This fortified wine, produced in the Douro Valley, is something you must try while visiting Porto. The most common you'll try is the sweet red wine which generally comes with desserts, but you also have a white variety to choose from and some semi-dry and dry options. There are plenty of places in Porto to try Port, but our most exciting place is Porto Cruz. It not only has a rooftop bar overlooking the pristine river but a Port museum with a restaurant too.
A Little Outside Of Porto
Not seen as one of the most touristy places to go but will definitely come to be one in the coming years. Arouca has really stepped up its game and those who enjoy the adventures of hiking and nature along with outstanding quality food can find themselves immersed in it here. The municipality of Arouca is a UNESCO Global Geopark and will have you setting foot on history dating back to around 500 million years. You have waterfalls, hiking trails, and canoeing and kayaking. The 516 Arouca Bridge (a 516 meter) walk above a stunning rocky river was just unveiled not long ago and you can witness the phenomenon of the stone that stops stone. A process where a nodular granite from Castanheira mother stone literally births baby stones on top of it.
10. Silver Coast

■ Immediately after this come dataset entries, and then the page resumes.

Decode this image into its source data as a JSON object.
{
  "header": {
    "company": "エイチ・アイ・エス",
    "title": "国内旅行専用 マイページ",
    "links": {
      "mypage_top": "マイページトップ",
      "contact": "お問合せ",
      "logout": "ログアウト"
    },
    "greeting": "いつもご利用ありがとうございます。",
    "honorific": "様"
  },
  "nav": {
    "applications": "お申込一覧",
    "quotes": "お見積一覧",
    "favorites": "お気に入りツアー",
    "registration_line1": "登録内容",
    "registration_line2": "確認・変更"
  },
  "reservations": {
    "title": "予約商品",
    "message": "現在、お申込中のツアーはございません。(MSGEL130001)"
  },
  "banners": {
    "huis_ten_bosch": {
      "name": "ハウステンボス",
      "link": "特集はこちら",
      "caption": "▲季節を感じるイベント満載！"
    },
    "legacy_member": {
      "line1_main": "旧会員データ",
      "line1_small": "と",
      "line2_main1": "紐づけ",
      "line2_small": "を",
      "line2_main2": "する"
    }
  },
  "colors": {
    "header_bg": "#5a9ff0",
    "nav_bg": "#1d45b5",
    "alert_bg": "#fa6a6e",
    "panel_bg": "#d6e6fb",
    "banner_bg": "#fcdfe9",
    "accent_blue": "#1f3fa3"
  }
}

The distinct silver coast lies directly between Lisbon and Porto, also known to locals as “The Algarve” of the north which actually lays stretched beautifully across the south coast. These coastal areas are ideal for adrenaline junkies who enjoy an array of water sports activities. The most interesting beach to check out is Nazaree which is known for its massive waves – and we truly mean massive – and iconic surf scenes. Ericeira beach, located a little more south, is perfect for your usual beach fun but head a little more south from there and you’ll find Supertubos Beach which hosts surf competitions every October. As these beaches lay between two cities, you’ll not only have beaches to enjoy but you'll be surrounded by mountains and able to delight yourself with traditional Portuguese restaurants, find local villages, golf courses, vineyard resorts and of course, all the friendly locals.
11. West Coast
The west coast is unique, infact very unique. While the south coast also boasts fantastic beaches and cool vibes, there is just something different about the west coast. You, firstly, have to witness the extravagance surrounding the Farol do Cabo de Sao Vicente. A lighthouse that sits on the most south-western point of Europe. Then you essentially have the whole coast to play with. Beaches like Praia do Castelejo, Praia da Bordeira and Praia da Amália are great to visit. On the other hand, a huge chunk of the coastline is a Natural Park. Called the Parque Natural do Sudoeste Alentejano e Costa Vicentina, its 3.2 kilometers of coastline will stun even those who have seen many beaches.
12. South Coast
Portugal is known for its southern coast, also known as The Algarve, and is filled to the brim with beachy towns ready for vacationers to enjoy. There really is a town for all your wants and needs. Want a family vacation spot with large beaches for the kids to play on? Check out Portimao. If you’d like to come party with your friends or have a bachelor/ette party to celebrate, try out Albufeira. If you’re looking for a mix of adventure, relaxation, a great atmosphere, and good food, head to Lagos. Even fancy vibes can be found in Villamoura. Special mentions to Alvor, Sagres, Vila Do Bispo, Aljezur, Tavira, and Monte Gordo. A good tip: the more beautiful and unique beaches you can see, the more satisfied you'll be!